Task directions:
Below are records. Copy every line with "JSON" in it.

Records shown:
<<<<

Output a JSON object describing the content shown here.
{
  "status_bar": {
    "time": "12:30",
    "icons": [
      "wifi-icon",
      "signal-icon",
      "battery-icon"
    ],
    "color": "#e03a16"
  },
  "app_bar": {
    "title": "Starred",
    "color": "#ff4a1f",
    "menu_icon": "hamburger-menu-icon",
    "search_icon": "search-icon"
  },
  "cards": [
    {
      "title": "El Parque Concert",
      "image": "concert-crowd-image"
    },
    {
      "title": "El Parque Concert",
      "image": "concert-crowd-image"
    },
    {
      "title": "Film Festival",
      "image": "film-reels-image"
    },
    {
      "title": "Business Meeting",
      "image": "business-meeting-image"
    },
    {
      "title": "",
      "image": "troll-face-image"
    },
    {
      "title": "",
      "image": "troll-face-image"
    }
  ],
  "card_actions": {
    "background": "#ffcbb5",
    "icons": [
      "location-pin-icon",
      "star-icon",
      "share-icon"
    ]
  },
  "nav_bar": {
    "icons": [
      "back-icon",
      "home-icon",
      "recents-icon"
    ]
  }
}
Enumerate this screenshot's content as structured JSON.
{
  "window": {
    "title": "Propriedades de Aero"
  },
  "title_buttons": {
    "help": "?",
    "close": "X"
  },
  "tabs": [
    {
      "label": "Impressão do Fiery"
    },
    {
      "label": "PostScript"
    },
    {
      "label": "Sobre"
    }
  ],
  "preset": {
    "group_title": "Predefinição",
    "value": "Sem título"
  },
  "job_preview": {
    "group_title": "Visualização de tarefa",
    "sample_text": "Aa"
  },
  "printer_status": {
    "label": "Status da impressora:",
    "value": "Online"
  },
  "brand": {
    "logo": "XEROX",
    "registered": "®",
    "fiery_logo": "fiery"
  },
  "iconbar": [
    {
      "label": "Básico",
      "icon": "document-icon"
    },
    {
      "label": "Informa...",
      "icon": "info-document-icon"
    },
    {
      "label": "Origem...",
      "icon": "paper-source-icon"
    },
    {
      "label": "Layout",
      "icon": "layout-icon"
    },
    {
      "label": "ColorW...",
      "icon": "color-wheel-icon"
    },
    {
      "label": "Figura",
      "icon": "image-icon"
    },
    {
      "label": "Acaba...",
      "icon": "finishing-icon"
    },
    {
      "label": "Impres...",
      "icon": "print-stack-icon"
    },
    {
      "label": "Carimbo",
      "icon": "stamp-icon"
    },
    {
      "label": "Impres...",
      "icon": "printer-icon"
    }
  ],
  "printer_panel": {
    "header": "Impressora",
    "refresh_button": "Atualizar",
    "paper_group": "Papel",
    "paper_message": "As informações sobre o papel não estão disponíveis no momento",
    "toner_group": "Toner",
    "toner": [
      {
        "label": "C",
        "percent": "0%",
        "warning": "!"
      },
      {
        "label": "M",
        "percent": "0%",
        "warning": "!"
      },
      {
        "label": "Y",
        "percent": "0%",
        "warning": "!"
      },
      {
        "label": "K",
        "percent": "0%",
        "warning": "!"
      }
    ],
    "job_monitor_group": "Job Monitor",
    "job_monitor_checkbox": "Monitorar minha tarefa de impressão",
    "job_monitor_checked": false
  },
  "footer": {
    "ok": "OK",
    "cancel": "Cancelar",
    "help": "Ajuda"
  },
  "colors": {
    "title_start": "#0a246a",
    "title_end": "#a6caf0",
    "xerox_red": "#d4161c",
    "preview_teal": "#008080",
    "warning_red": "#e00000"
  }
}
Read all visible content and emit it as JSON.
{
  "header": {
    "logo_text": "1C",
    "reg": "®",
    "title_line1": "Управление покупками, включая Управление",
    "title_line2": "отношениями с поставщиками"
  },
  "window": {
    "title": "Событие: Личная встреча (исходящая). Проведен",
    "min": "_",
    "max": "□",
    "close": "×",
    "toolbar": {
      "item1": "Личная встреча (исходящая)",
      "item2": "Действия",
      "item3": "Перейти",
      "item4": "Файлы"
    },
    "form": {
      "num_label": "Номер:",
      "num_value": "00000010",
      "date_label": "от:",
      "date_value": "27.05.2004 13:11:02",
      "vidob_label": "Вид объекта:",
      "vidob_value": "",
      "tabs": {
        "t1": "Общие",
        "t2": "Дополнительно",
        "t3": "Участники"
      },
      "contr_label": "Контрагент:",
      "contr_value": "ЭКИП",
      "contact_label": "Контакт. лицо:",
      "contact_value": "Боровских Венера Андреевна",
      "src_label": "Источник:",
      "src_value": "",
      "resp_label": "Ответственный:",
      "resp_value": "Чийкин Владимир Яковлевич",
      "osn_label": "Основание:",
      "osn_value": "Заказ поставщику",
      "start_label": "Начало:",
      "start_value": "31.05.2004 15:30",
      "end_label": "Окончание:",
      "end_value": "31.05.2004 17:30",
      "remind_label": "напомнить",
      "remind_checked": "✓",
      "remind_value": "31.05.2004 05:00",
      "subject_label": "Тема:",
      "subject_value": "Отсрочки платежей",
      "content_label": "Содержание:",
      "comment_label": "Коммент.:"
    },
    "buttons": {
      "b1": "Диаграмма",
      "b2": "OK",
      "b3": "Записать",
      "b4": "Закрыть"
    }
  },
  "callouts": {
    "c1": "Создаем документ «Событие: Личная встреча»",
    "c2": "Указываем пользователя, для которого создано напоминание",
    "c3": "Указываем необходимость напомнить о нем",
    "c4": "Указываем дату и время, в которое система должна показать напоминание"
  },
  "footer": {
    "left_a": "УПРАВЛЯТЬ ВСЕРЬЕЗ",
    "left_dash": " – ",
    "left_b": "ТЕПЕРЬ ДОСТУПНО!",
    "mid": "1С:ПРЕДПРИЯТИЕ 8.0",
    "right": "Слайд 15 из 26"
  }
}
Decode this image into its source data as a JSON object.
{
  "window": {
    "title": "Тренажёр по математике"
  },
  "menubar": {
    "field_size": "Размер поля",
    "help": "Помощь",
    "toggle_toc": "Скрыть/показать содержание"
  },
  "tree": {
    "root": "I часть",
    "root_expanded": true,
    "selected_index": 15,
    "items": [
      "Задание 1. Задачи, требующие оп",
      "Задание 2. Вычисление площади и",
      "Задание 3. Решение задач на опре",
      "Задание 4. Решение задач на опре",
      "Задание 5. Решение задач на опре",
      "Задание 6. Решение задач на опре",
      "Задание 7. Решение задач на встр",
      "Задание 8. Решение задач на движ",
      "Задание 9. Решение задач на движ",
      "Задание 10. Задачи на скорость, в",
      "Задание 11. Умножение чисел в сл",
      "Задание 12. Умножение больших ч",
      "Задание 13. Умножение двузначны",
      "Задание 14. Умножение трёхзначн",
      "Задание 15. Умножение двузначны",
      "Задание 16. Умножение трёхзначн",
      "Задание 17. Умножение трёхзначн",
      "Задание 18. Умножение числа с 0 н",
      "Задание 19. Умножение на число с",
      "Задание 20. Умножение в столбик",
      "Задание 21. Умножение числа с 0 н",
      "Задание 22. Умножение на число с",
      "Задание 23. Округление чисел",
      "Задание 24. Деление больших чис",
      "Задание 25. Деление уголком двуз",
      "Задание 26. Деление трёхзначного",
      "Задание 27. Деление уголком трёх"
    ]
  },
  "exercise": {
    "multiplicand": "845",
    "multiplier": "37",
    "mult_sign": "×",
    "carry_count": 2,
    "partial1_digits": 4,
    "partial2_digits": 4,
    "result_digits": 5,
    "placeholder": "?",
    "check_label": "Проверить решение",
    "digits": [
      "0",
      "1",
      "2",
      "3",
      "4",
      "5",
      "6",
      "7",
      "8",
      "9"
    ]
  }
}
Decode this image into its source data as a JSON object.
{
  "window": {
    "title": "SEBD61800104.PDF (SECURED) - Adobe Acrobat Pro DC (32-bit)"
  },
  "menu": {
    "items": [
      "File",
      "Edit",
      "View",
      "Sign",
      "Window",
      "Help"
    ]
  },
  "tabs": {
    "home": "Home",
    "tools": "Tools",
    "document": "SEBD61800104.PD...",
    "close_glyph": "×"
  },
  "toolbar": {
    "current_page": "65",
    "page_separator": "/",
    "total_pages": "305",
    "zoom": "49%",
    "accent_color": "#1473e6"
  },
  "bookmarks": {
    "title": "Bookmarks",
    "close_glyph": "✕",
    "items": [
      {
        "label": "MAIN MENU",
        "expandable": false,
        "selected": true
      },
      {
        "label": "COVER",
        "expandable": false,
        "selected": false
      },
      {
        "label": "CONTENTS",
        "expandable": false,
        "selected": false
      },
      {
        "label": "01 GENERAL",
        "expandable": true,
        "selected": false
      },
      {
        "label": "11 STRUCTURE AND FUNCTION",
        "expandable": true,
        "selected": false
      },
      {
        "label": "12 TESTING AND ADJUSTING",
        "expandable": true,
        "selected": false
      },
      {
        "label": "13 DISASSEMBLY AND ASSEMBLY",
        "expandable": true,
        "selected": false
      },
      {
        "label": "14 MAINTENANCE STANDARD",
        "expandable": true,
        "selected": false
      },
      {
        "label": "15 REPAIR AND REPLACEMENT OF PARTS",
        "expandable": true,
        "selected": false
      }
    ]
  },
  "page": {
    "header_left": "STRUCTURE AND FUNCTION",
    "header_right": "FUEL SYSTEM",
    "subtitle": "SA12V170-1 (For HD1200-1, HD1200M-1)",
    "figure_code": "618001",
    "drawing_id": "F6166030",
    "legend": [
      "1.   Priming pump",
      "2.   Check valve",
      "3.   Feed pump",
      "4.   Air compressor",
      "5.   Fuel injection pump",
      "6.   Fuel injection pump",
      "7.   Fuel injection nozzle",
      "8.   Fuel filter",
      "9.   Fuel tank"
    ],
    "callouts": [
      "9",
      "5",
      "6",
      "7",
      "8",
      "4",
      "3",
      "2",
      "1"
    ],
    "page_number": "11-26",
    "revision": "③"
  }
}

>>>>

Solution for this problem:
Output a JSON object describing the content shown here.
Enumerate this screenshot's content as structured JSON.
Read all visible content and emit it as JSON.
Decode this image into its source data as a JSON object.
Decode this image into its source data as a JSON object.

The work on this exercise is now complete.